What is being asked
The records that follow need to be printed exactly. Leave out each image.

Source information
· · · ·
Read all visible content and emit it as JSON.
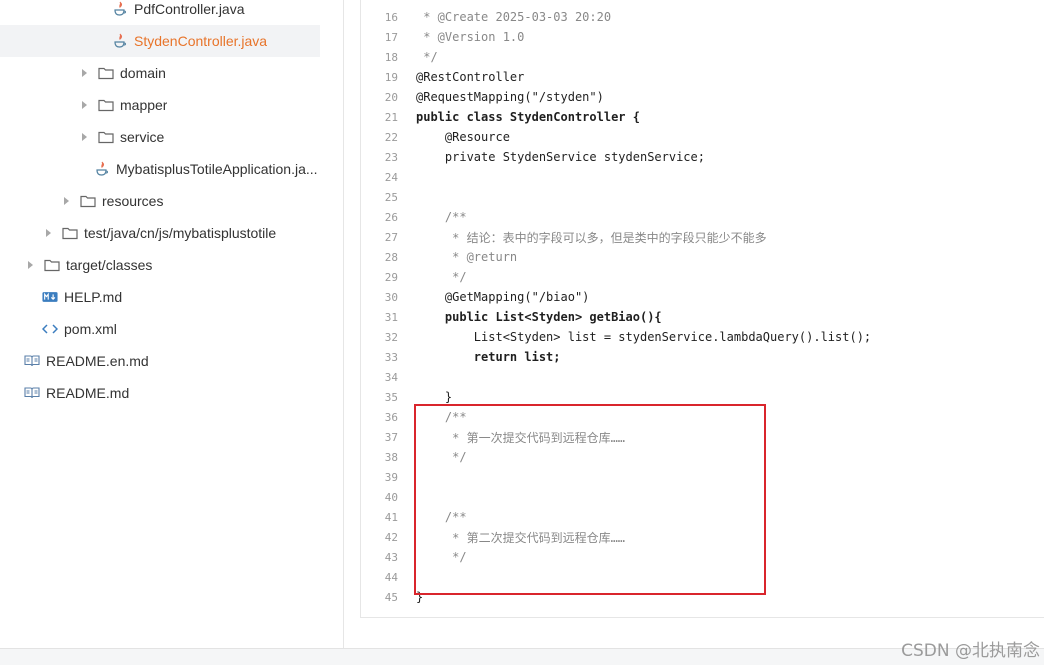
{
  "tree": {
    "items": [
      {
        "label": "PdfController.java",
        "icon": "java-icon",
        "chevron": false
      },
      {
        "label": "StydenController.java",
        "icon": "java-icon",
        "chevron": false,
        "selected": true
      },
      {
        "label": "domain",
        "icon": "folder-icon",
        "chevron": true
      },
      {
        "label": "mapper",
        "icon": "folder-icon",
        "chevron": true
      },
      {
        "label": "service",
        "icon": "folder-icon",
        "chevron": true
      },
      {
        "label": "MybatisplusTotileApplication.ja...",
        "icon": "java-icon",
        "chevron": false
      },
      {
        "label": "resources",
        "icon": "folder-icon",
        "chevron": true
      },
      {
        "label": "test/java/cn/js/mybatisplustotile",
        "icon": "folder-icon",
        "chevron": true
      },
      {
        "label": "target/classes",
        "icon": "folder-icon",
        "chevron": true
      },
      {
        "label": "HELP.md",
        "icon": "markdown-icon",
        "chevron": false
      },
      {
        "label": "pom.xml",
        "icon": "code-icon",
        "chevron": false
      },
      {
        "label": "README.en.md",
        "icon": "readme-icon",
        "chevron": false
      },
      {
        "label": "README.md",
        "icon": "readme-icon",
        "chevron": false
      }
    ]
  },
  "code": {
    "lines": [
      {
        "n": "16",
        "t": " * @Create 2025-03-03 20:20"
      },
      {
        "n": "17",
        "t": " * @Version 1.0"
      },
      {
        "n": "18",
        "t": " */"
      },
      {
        "n": "19",
        "t": "@RestController"
      },
      {
        "n": "20",
        "t": "@RequestMapping(\"/styden\")"
      },
      {
        "n": "21",
        "t": "public class StydenController {"
      },
      {
        "n": "22",
        "t": "    @Resource"
      },
      {
        "n": "23",
        "t": "    private StydenService stydenService;"
      },
      {
        "n": "24",
        "t": ""
      },
      {
        "n": "25",
        "t": ""
      },
      {
        "n": "26",
        "t": "    /**"
      },
      {
        "n": "27",
        "t": "     * 结论：表中的字段可以多，但是类中的字段只能少不能多"
      },
      {
        "n": "28",
        "t": "     * @return"
      },
      {
        "n": "29",
        "t": "     */"
      },
      {
        "n": "30",
        "t": "    @GetMapping(\"/biao\")"
      },
      {
        "n": "31",
        "t": "    public List<Styden> getBiao(){"
      },
      {
        "n": "32",
        "t": "        List<Styden> list = stydenService.lambdaQuery().list();"
      },
      {
        "n": "33",
        "t": "        return list;"
      },
      {
        "n": "34",
        "t": ""
      },
      {
        "n": "35",
        "t": "    }"
      },
      {
        "n": "36",
        "t": "    /**"
      },
      {
        "n": "37",
        "t": "     * 第一次提交代码到远程仓库……"
      },
      {
        "n": "38",
        "t": "     */"
      },
      {
        "n": "39",
        "t": ""
      },
      {
        "n": "40",
        "t": ""
      },
      {
        "n": "41",
        "t": "    /**"
      },
      {
        "n": "42",
        "t": "     * 第二次提交代码到远程仓库……"
      },
      {
        "n": "43",
        "t": "     */"
      },
      {
        "n": "44",
        "t": ""
      },
      {
        "n": "45",
        "t": "}"
      }
    ]
  },
  "watermark": "CSDN @北执南念",
  "colors": {
    "selected_text": "#e8742a",
    "highlight_border": "#d9252c"
  }
}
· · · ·
Solution to the exercise
Read all visible content and emit it as JSON.
{
  "tree": {
    "items": [
      {
        "label": "PdfController.java",
        "icon": "java-icon",
        "chevron": false
      },
      {
        "label": "StydenController.java",
        "icon": "java-icon",
        "chevron": false,
        "selected": true
      },
      {
        "label": "domain",
        "icon": "folder-icon",
        "chevron": true
      },
      {
        "label": "mapper",
        "icon": "folder-icon",
        "chevron": true
      },
      {
        "label": "service",
        "icon": "folder-icon",
        "chevron": true
      },
      {
        "label": "MybatisplusTotileApplication.ja...",
        "icon": "java-icon",
        "chevron": false
      },
      {
        "label": "resources",
        "icon": "folder-icon",
        "chevron": true
      },
      {
        "label": "test/java/cn/js/mybatisplustotile",
        "icon": "folder-icon",
        "chevron": true
      },
      {
        "label": "target/classes",
        "icon": "folder-icon",
        "chevron": true
      },
      {
        "label": "HELP.md",
        "icon": "markdown-icon",
        "chevron": false
      },
      {
        "label": "pom.xml",
        "icon": "code-icon",
        "chevron": false
      },
      {
        "label": "README.en.md",
        "icon": "readme-icon",
        "chevron": false
      },
      {
        "label": "README.md",
        "icon": "readme-icon",
        "chevron": false
      }
    ]
  },
  "code": {
    "lines": [
      {
        "n": "16",
        "t": " * @Create 2025-03-03 20:20"
      },
      {
        "n": "17",
        "t": " * @Version 1.0"
      },
      {
        "n": "18",
        "t": " */"
      },
      {
        "n": "19",
        "t": "@RestController"
      },
      {
        "n": "20",
        "t": "@RequestMapping(\"/styden\")"
      },
      {
        "n": "21",
        "t": "public class StydenController {"
      },
      {
        "n": "22",
        "t": "    @Resource"
      },
      {
        "n": "23",
        "t": "    private StydenService stydenService;"
      },
      {
        "n": "24",
        "t": ""
      },
      {
        "n": "25",
        "t": ""
      },
      {
        "n": "26",
        "t": "    /**"
      },
      {
        "n": "27",
        "t": "     * 结论：表中的字段可以多，但是类中的字段只能少不能多"
      },
      {
        "n": "28",
        "t": "     * @return"
      },
      {
        "n": "29",
        "t": "     */"
      },
      {
        "n": "30",
        "t": "    @GetMapping(\"/biao\")"
      },
      {
        "n": "31",
        "t": "    public List<Styden> getBiao(){"
      },
      {
        "n": "32",
        "t": "        List<Styden> list = stydenService.lambdaQuery().list();"
      },
      {
        "n": "33",
        "t": "        return list;"
      },
      {
        "n": "34",
        "t": ""
      },
      {
        "n": "35",
        "t": "    }"
      },
      {
        "n": "36",
        "t": "    /**"
      },
      {
        "n": "37",
        "t": "     * 第一次提交代码到远程仓库……"
      },
      {
        "n": "38",
        "t": "     */"
      },
      {
        "n": "39",
        "t": ""
      },
      {
        "n": "40",
        "t": ""
      },
      {
        "n": "41",
        "t": "    /**"
      },
      {
        "n": "42",
        "t": "     * 第二次提交代码到远程仓库……"
      },
      {
        "n": "43",
        "t": "     */"
      },
      {
        "n": "44",
        "t": ""
      },
      {
        "n": "45",
        "t": "}"
      }
    ]
  },
  "watermark": "CSDN @北执南念",
  "colors": {
    "selected_text": "#e8742a",
    "highlight_border": "#d9252c"
  }
}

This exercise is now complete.